#### WHAT IS EXPECTED:
Return each line of the data that follows exactly as it reads.
+++ LISTED RECORDS +++
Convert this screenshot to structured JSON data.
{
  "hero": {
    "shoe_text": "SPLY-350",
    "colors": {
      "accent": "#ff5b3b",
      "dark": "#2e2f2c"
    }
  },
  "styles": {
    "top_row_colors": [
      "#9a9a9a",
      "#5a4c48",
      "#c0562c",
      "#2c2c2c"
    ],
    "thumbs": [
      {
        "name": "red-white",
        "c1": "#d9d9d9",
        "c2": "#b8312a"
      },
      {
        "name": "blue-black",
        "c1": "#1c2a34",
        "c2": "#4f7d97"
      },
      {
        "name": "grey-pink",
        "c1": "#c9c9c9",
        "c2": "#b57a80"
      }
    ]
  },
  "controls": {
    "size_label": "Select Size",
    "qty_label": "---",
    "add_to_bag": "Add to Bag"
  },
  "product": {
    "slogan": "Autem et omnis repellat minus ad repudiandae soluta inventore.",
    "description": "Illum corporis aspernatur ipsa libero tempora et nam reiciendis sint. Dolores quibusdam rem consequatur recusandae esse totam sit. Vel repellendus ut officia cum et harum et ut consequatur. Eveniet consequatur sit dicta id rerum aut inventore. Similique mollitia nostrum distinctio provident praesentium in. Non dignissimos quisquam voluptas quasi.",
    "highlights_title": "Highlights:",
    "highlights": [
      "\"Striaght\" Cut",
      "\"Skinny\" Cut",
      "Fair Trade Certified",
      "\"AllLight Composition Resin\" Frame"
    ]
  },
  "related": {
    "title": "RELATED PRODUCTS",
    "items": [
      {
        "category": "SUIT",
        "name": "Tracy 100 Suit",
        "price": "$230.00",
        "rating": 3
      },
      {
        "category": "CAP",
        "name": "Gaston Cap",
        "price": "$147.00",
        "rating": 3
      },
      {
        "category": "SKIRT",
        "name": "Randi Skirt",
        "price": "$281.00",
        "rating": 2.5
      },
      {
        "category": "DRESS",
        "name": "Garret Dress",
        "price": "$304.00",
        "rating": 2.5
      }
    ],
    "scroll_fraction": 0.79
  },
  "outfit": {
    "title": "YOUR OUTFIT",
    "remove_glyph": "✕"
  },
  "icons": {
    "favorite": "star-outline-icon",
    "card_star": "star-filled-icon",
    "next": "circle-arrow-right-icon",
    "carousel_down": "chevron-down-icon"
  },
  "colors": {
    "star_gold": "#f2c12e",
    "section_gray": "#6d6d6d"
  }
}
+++
#### WRITTEN REPLY:
Convert this screenshot to structured JSON data.
{
  "hero": {
    "shoe_text": "SPLY-350",
    "colors": {
      "accent": "#ff5b3b",
      "dark": "#2e2f2c"
    }
  },
  "styles": {
    "top_row_colors": [
      "#9a9a9a",
      "#5a4c48",
      "#c0562c",
      "#2c2c2c"
    ],
    "thumbs": [
      {
        "name": "red-white",
        "c1": "#d9d9d9",
        "c2": "#b8312a"
      },
      {
        "name": "blue-black",
        "c1": "#1c2a34",
        "c2": "#4f7d97"
      },
      {
        "name": "grey-pink",
        "c1": "#c9c9c9",
        "c2": "#b57a80"
      }
    ]
  },
  "controls": {
    "size_label": "Select Size",
    "qty_label": "---",
    "add_to_bag": "Add to Bag"
  },
  "product": {
    "slogan": "Autem et omnis repellat minus ad repudiandae soluta inventore.",
    "description": "Illum corporis aspernatur ipsa libero tempora et nam reiciendis sint. Dolores quibusdam rem consequatur recusandae esse totam sit. Vel repellendus ut officia cum et harum et ut consequatur. Eveniet consequatur sit dicta id rerum aut inventore. Similique mollitia nostrum distinctio provident praesentium in. Non dignissimos quisquam voluptas quasi.",
    "highlights_title": "Highlights:",
    "highlights": [
      "\"Striaght\" Cut",
      "\"Skinny\" Cut",
      "Fair Trade Certified",
      "\"AllLight Composition Resin\" Frame"
    ]
  },
  "related": {
    "title": "RELATED PRODUCTS",
    "items": [
      {
        "category": "SUIT",
        "name": "Tracy 100 Suit",
        "price": "$230.00",
        "rating": 3
      },
      {
        "category": "CAP",
        "name": "Gaston Cap",
        "price": "$147.00",
        "rating": 3
      },
      {
        "category": "SKIRT",
        "name": "Randi Skirt",
        "price": "$281.00",
        "rating": 2.5
      },
      {
        "category": "DRESS",
        "name": "Garret Dress",
        "price": "$304.00",
        "rating": 2.5
      }
    ],
    "scroll_fraction": 0.79
  },
  "outfit": {
    "title": "YOUR OUTFIT",
    "remove_glyph": "✕"
  },
  "icons": {
    "favorite": "star-outline-icon",
    "card_star": "star-filled-icon",
    "next": "circle-arrow-right-icon",
    "carousel_down": "chevron-down-icon"
  },
  "colors": {
    "star_gold": "#f2c12e",
    "section_gray": "#6d6d6d"
  }
}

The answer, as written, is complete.